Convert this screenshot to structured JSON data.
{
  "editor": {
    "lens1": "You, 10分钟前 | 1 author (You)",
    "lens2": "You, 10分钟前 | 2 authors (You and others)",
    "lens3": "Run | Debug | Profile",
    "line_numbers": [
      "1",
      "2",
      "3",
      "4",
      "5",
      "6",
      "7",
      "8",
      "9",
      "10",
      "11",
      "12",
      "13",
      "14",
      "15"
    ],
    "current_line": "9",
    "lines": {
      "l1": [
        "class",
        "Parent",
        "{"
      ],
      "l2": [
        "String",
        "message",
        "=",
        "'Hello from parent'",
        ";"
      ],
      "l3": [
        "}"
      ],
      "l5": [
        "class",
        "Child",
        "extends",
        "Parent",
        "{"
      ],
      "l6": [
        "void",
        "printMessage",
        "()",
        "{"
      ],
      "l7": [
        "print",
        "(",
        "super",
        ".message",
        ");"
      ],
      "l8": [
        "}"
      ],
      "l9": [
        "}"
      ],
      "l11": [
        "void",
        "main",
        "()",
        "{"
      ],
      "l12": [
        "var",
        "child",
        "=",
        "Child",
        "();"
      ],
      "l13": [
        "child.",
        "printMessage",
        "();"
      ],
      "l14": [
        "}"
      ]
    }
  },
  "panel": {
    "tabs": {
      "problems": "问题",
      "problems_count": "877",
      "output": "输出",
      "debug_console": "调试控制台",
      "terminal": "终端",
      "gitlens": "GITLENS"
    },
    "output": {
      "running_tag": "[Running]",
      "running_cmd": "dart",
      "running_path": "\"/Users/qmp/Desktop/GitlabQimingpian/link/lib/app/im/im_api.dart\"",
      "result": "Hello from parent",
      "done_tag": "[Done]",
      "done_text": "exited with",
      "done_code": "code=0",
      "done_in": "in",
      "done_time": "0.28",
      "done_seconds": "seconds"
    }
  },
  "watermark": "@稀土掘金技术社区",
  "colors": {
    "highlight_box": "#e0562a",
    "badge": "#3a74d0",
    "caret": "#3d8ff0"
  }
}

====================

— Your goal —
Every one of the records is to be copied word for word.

— Response to the exercise —
Convert this screenshot to structured JSON data.
{
  "editor": {
    "lens1": "You, 10分钟前 | 1 author (You)",
    "lens2": "You, 10分钟前 | 2 authors (You and others)",
    "lens3": "Run | Debug | Profile",
    "line_numbers": [
      "1",
      "2",
      "3",
      "4",
      "5",
      "6",
      "7",
      "8",
      "9",
      "10",
      "11",
      "12",
      "13",
      "14",
      "15"
    ],
    "current_line": "9",
    "lines": {
      "l1": [
        "class",
        "Parent",
        "{"
      ],
      "l2": [
        "String",
        "message",
        "=",
        "'Hello from parent'",
        ";"
      ],
      "l3": [
        "}"
      ],
      "l5": [
        "class",
        "Child",
        "extends",
        "Parent",
        "{"
      ],
      "l6": [
        "void",
        "printMessage",
        "()",
        "{"
      ],
      "l7": [
        "print",
        "(",
        "super",
        ".message",
        ");"
      ],
      "l8": [
        "}"
      ],
      "l9": [
        "}"
      ],
      "l11": [
        "void",
        "main",
        "()",
        "{"
      ],
      "l12": [
        "var",
        "child",
        "=",
        "Child",
        "();"
      ],
      "l13": [
        "child.",
        "printMessage",
        "();"
      ],
      "l14": [
        "}"
      ]
    }
  },
  "panel": {
    "tabs": {
      "problems": "问题",
      "problems_count": "877",
      "output": "输出",
      "debug_console": "调试控制台",
      "terminal": "终端",
      "gitlens": "GITLENS"
    },
    "output": {
      "running_tag": "[Running]",
      "running_cmd": "dart",
      "running_path": "\"/Users/qmp/Desktop/GitlabQimingpian/link/lib/app/im/im_api.dart\"",
      "result": "Hello from parent",
      "done_tag": "[Done]",
      "done_text": "exited with",
      "done_code": "code=0",
      "done_in": "in",
      "done_time": "0.28",
      "done_seconds": "seconds"
    }
  },
  "watermark": "@稀土掘金技术社区",
  "colors": {
    "highlight_box": "#e0562a",
    "badge": "#3a74d0",
    "caret": "#3d8ff0"
  }
}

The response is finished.